* Material supplied:
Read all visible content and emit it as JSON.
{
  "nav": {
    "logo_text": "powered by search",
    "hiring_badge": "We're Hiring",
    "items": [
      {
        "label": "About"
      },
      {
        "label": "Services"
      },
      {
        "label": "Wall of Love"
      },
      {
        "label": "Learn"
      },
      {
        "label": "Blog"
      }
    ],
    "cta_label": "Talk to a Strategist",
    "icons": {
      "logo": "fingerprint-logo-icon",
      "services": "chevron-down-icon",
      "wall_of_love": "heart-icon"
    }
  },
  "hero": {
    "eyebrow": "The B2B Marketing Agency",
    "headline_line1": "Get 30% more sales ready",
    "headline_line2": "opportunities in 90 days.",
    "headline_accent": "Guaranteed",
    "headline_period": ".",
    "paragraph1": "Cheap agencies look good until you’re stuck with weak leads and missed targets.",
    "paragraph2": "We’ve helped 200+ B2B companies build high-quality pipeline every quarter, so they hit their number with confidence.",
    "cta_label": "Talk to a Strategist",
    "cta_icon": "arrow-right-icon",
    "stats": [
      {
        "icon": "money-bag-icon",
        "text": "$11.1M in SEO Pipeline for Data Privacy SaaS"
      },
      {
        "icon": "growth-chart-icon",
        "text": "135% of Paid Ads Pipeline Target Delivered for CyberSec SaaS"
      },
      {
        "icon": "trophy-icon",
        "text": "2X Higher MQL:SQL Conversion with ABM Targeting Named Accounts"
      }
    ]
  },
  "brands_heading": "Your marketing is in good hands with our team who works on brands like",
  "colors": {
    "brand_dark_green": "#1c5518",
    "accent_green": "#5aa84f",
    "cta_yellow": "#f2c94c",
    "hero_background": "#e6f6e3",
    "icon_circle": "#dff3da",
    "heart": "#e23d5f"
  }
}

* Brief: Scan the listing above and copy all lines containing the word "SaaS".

* Exercise answer:
        "text": "$11.1M in SEO Pipeline for Data Privacy SaaS"
        "text": "135% of Paid Ads Pipeline Target Delivered for CyberSec SaaS"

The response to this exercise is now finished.